The Bureau of Alcohol, Tobacco, Firearms and Explosives will have its first permanent leader in seven years after a bipartisan Senate vote Tuesday confirmed former federal prosecutor Steven Dettelbach for the role.
Dettelbach, President Joe Biden’s second pick to run the agency, was confirmed 48-46 with the support of two Republicans. The nomination was part of a broader effort to address gun violence amid a wave of mass shootings nationwide.
Biden has referred to Dettelbach as “immensely qualified” for the role. Sen. Sherrod Brown, D-Ohio, used a floor speech Tuesday to spotlight Dettelbach’s effort to prosecute violent crime, including an arson at an Ohio church, while a federal prosecutor.
“I can think of no better way to keep Americans safe from violent crime than for the Senate to confirm Steven M. Dettelbach ATF director,” Brown said.
Sens. Susan Collins, R-Maine, and Rob Portman, R-Ohio, supported Dettelbach’s nomination along with all Democrats in the chamber. Collins and Portman also voted with Democrats to bring Dettelbach’s nomination to the Senate floor last month after the Senate Judiciary Committee deadlocked.
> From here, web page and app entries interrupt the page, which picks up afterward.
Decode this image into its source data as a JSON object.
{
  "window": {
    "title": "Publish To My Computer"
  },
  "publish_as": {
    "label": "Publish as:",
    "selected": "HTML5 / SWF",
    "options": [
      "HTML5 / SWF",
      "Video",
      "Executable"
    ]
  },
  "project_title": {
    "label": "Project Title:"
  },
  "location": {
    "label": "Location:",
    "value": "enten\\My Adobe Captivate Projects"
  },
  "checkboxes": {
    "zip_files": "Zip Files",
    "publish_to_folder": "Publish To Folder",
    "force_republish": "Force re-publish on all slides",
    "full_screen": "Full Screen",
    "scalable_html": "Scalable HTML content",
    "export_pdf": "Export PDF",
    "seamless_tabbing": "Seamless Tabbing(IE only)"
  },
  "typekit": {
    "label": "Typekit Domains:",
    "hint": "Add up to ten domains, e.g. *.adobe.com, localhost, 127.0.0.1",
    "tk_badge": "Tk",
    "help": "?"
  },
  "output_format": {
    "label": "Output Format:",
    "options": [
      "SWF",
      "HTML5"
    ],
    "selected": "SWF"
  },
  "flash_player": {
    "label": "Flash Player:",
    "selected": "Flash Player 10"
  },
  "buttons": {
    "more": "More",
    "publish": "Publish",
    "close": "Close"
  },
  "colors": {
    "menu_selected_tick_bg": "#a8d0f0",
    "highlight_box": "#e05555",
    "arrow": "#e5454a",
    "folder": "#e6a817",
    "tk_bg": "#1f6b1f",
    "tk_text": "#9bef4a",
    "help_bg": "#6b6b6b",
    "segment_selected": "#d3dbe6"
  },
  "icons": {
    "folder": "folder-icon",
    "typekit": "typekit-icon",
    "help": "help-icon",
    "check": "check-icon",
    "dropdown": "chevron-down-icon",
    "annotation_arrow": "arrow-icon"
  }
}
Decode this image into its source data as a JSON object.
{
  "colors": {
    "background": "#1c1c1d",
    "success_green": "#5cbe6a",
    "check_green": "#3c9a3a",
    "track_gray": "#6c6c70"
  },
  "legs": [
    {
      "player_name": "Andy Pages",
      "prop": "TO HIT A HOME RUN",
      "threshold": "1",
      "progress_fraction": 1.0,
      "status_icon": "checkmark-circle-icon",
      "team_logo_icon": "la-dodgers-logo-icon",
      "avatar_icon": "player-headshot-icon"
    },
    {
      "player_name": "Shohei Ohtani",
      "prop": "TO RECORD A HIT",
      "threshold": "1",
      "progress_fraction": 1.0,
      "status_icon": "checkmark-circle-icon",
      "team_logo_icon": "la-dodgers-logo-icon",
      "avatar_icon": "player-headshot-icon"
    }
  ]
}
Dettelbach’s nomination hearing came the day after the mass shooting at the elementary school in Uvalde, Texas, and days after a race-driven attack on a supermarket in Buffalo, N.Y. Dettelbach, who had the backing of numerous police and gun control organizations, faced Republican opposition over past prosecutions for gun crimes in Ohio and statements in favor of gun control when he ran unsuccessfully to be the state’s attorney general.
Three Democrats missed the vote. Majority Leader Charles E. Schumer of New York and Connecticut Sen. Richard Blumenthal are isolating after testing positive for COVID-19, while Vermont Sen. Patrick Leahy is recovering from hip replacement surgery.
Following the passage in June of the first bipartisan legislation to address gun violence in decades, Biden has faced pressure from Democrats and gun control groups for tougher measures. At a White House event touting the law on Monday, Biden’s remarks were interrupted by a man arguing “You have to do more.”
Biden withdrew his first nominee to the position, David Chipman, last year after Chipman’s gun control advocacy drew criticism from conservatives and some Democrats. Moderate Sens. Joe Manchin III, D-W.Va., and Jon Tester, D-Mont., withheld their support from Chipman, but supported Dettelbach.
The agency has only had one Senate-confirmed director, B. Todd Jones, since a 2006 law made it subject to Senate confirmation. Jones left the agency in 2015.